PROBLEM:
Render every entry verbatim.

[Component data from apps and pages]
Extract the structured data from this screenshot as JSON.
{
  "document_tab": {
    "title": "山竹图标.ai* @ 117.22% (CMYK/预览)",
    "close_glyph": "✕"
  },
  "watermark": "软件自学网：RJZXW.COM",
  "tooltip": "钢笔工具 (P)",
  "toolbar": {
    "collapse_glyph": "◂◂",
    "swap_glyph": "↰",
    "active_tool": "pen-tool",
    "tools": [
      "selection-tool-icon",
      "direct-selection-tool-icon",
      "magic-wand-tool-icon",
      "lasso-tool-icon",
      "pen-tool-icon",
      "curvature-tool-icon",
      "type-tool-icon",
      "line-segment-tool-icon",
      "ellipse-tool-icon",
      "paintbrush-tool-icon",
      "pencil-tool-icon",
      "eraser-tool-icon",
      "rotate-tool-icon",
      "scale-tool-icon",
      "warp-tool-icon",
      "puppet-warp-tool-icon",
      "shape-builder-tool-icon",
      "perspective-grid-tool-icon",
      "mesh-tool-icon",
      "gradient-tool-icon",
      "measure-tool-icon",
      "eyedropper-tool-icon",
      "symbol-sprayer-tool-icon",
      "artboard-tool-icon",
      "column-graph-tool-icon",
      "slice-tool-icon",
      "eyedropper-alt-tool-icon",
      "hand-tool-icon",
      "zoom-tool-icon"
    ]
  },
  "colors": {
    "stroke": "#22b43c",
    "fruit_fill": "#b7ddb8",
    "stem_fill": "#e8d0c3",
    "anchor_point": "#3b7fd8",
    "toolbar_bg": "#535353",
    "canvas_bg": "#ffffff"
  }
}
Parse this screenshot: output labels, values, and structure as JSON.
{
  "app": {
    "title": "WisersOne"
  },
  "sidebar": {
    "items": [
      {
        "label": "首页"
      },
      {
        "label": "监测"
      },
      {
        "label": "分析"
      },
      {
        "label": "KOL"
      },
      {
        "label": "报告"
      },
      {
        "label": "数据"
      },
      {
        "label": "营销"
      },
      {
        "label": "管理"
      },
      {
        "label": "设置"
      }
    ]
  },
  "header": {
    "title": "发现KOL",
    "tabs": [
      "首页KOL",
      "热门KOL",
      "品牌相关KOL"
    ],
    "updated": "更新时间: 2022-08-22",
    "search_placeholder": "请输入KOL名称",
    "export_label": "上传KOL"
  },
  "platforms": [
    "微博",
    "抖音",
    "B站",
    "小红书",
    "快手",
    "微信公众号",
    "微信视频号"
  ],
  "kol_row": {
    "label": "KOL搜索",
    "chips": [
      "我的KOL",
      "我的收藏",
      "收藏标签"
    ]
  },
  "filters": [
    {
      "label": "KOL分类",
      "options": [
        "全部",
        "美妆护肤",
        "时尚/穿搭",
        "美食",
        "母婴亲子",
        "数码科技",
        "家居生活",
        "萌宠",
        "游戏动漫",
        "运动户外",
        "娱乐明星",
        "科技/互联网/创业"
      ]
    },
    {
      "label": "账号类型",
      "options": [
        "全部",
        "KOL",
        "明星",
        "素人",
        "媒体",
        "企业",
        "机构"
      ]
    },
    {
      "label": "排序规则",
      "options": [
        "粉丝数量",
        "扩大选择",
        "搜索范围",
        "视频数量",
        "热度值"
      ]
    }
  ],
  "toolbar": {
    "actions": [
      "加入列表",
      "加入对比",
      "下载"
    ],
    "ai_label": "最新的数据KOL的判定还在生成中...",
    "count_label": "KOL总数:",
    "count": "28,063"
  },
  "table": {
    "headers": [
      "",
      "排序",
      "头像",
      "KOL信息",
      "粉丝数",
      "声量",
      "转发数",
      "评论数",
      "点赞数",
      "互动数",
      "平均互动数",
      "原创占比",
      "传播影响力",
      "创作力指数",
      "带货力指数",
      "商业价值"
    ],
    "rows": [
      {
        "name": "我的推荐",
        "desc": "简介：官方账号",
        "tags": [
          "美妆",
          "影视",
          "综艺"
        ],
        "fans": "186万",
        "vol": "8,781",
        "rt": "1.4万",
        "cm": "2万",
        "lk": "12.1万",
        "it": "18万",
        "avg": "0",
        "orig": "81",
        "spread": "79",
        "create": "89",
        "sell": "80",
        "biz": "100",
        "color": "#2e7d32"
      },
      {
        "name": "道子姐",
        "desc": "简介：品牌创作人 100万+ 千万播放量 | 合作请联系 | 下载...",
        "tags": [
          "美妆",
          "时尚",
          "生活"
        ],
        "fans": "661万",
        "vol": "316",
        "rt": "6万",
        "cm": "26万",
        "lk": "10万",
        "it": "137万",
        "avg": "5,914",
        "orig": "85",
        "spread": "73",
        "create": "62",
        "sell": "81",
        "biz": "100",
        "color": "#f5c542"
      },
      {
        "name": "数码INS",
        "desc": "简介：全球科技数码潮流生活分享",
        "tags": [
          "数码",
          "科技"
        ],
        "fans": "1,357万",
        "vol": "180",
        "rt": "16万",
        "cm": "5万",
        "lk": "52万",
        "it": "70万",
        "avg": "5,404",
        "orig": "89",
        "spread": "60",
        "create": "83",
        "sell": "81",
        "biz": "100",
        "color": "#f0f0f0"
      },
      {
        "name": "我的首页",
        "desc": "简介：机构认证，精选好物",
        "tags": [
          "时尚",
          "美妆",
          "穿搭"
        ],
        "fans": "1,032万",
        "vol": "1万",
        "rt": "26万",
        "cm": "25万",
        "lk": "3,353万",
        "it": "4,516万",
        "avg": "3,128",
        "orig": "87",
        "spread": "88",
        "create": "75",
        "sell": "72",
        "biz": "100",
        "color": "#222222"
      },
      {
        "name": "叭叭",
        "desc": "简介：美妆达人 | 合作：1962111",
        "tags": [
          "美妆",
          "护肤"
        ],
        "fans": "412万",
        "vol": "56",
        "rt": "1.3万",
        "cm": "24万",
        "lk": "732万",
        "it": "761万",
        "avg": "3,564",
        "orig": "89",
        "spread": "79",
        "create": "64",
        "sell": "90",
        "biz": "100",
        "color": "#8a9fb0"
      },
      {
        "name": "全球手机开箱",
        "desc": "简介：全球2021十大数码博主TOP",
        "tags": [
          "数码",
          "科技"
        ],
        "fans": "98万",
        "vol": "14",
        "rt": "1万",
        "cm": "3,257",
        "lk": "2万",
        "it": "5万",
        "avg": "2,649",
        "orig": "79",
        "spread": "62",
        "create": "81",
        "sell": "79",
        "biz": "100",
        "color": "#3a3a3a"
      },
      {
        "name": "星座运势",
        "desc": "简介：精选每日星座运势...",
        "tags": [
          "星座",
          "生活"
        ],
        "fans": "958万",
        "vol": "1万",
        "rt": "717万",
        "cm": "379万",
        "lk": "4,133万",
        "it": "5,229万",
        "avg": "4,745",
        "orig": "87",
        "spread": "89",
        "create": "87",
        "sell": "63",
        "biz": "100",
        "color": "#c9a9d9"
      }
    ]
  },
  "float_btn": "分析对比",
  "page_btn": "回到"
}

SOLUTION TO THIS TASK:
Extract the structured data from this screenshot as JSON.
{
  "document_tab": {
    "title": "山竹图标.ai* @ 117.22% (CMYK/预览)",
    "close_glyph": "✕"
  },
  "watermark": "软件自学网：RJZXW.COM",
  "tooltip": "钢笔工具 (P)",
  "toolbar": {
    "collapse_glyph": "◂◂",
    "swap_glyph": "↰",
    "active_tool": "pen-tool",
    "tools": [
      "selection-tool-icon",
      "direct-selection-tool-icon",
      "magic-wand-tool-icon",
      "lasso-tool-icon",
      "pen-tool-icon",
      "curvature-tool-icon",
      "type-tool-icon",
      "line-segment-tool-icon",
      "ellipse-tool-icon",
      "paintbrush-tool-icon",
      "pencil-tool-icon",
      "eraser-tool-icon",
      "rotate-tool-icon",
      "scale-tool-icon",
      "warp-tool-icon",
      "puppet-warp-tool-icon",
      "shape-builder-tool-icon",
      "perspective-grid-tool-icon",
      "mesh-tool-icon",
      "gradient-tool-icon",
      "measure-tool-icon",
      "eyedropper-tool-icon",
      "symbol-sprayer-tool-icon",
      "artboard-tool-icon",
      "column-graph-tool-icon",
      "slice-tool-icon",
      "eyedropper-alt-tool-icon",
      "hand-tool-icon",
      "zoom-tool-icon"
    ]
  },
  "colors": {
    "stroke": "#22b43c",
    "fruit_fill": "#b7ddb8",
    "stem_fill": "#e8d0c3",
    "anchor_point": "#3b7fd8",
    "toolbar_bg": "#535353",
    "canvas_bg": "#ffffff"
  }
}
Parse this screenshot: output labels, values, and structure as JSON.
{
  "app": {
    "title": "WisersOne"
  },
  "sidebar": {
    "items": [
      {
        "label": "首页"
      },
      {
        "label": "监测"
      },
      {
        "label": "分析"
      },
      {
        "label": "KOL"
      },
      {
        "label": "报告"
      },
      {
        "label": "数据"
      },
      {
        "label": "营销"
      },
      {
        "label": "管理"
      },
      {
        "label": "设置"
      }
    ]
  },
  "header": {
    "title": "发现KOL",
    "tabs": [
      "首页KOL",
      "热门KOL",
      "品牌相关KOL"
    ],
    "updated": "更新时间: 2022-08-22",
    "search_placeholder": "请输入KOL名称",
    "export_label": "上传KOL"
  },
  "platforms": [
    "微博",
    "抖音",
    "B站",
    "小红书",
    "快手",
    "微信公众号",
    "微信视频号"
  ],
  "kol_row": {
    "label": "KOL搜索",
    "chips": [
      "我的KOL",
      "我的收藏",
      "收藏标签"
    ]
  },
  "filters": [
    {
      "label": "KOL分类",
      "options": [
        "全部",
        "美妆护肤",
        "时尚/穿搭",
        "美食",
        "母婴亲子",
        "数码科技",
        "家居生活",
        "萌宠",
        "游戏动漫",
        "运动户外",
        "娱乐明星",
        "科技/互联网/创业"
      ]
    },
    {
      "label": "账号类型",
      "options": [
        "全部",
        "KOL",
        "明星",
        "素人",
        "媒体",
        "企业",
        "机构"
      ]
    },
    {
      "label": "排序规则",
      "options": [
        "粉丝数量",
        "扩大选择",
        "搜索范围",
        "视频数量",
        "热度值"
      ]
    }
  ],
  "toolbar": {
    "actions": [
      "加入列表",
      "加入对比",
      "下载"
    ],
    "ai_label": "最新的数据KOL的判定还在生成中...",
    "count_label": "KOL总数:",
    "count": "28,063"
  },
  "table": {
    "headers": [
      "",
      "排序",
      "头像",
      "KOL信息",
      "粉丝数",
      "声量",
      "转发数",
      "评论数",
      "点赞数",
      "互动数",
      "平均互动数",
      "原创占比",
      "传播影响力",
      "创作力指数",
      "带货力指数",
      "商业价值"
    ],
    "rows": [
      {
        "name": "我的推荐",
        "desc": "简介：官方账号",
        "tags": [
          "美妆",
          "影视",
          "综艺"
        ],
        "fans": "186万",
        "vol": "8,781",
        "rt": "1.4万",
        "cm": "2万",
        "lk": "12.1万",
        "it": "18万",
        "avg": "0",
        "orig": "81",
        "spread": "79",
        "create": "89",
        "sell": "80",
        "biz": "100",
        "color": "#2e7d32"
      },
      {
        "name": "道子姐",
        "desc": "简介：品牌创作人 100万+ 千万播放量 | 合作请联系 | 下载...",
        "tags": [
          "美妆",
          "时尚",
          "生活"
        ],
        "fans": "661万",
        "vol": "316",
        "rt": "6万",
        "cm": "26万",
        "lk": "10万",
        "it": "137万",
        "avg": "5,914",
        "orig": "85",
        "spread": "73",
        "create": "62",
        "sell": "81",
        "biz": "100",
        "color": "#f5c542"
      },
      {
        "name": "数码INS",
        "desc": "简介：全球科技数码潮流生活分享",
        "tags": [
          "数码",
          "科技"
        ],
        "fans": "1,357万",
        "vol": "180",
        "rt": "16万",
        "cm": "5万",
        "lk": "52万",
        "it": "70万",
        "avg": "5,404",
        "orig": "89",
        "spread": "60",
        "create": "83",
        "sell": "81",
        "biz": "100",
        "color": "#f0f0f0"
      },
      {
        "name": "我的首页",
        "desc": "简介：机构认证，精选好物",
        "tags": [
          "时尚",
          "美妆",
          "穿搭"
        ],
        "fans": "1,032万",
        "vol": "1万",
        "rt": "26万",
        "cm": "25万",
        "lk": "3,353万",
        "it": "4,516万",
        "avg": "3,128",
        "orig": "87",
        "spread": "88",
        "create": "75",
        "sell": "72",
        "biz": "100",
        "color": "#222222"
      },
      {
        "name": "叭叭",
        "desc": "简介：美妆达人 | 合作：1962111",
        "tags": [
          "美妆",
          "护肤"
        ],
        "fans": "412万",
        "vol": "56",
        "rt": "1.3万",
        "cm": "24万",
        "lk": "732万",
        "it": "761万",
        "avg": "3,564",
        "orig": "89",
        "spread": "79",
        "create": "64",
        "sell": "90",
        "biz": "100",
        "color": "#8a9fb0"
      },
      {
        "name": "全球手机开箱",
        "desc": "简介：全球2021十大数码博主TOP",
        "tags": [
          "数码",
          "科技"
        ],
        "fans": "98万",
        "vol": "14",
        "rt": "1万",
        "cm": "3,257",
        "lk": "2万",
        "it": "5万",
        "avg": "2,649",
        "orig": "79",
        "spread": "62",
        "create": "81",
        "sell": "79",
        "biz": "100",
        "color": "#3a3a3a"
      },
      {
        "name": "星座运势",
        "desc": "简介：精选每日星座运势...",
        "tags": [
          "星座",
          "生活"
        ],
        "fans": "958万",
        "vol": "1万",
        "rt": "717万",
        "cm": "379万",
        "lk": "4,133万",
        "it": "5,229万",
        "avg": "4,745",
        "orig": "87",
        "spread": "89",
        "create": "87",
        "sell": "63",
        "biz": "100",
        "color": "#c9a9d9"
      }
    ]
  },
  "float_btn": "分析对比",
  "page_btn": "回到"
}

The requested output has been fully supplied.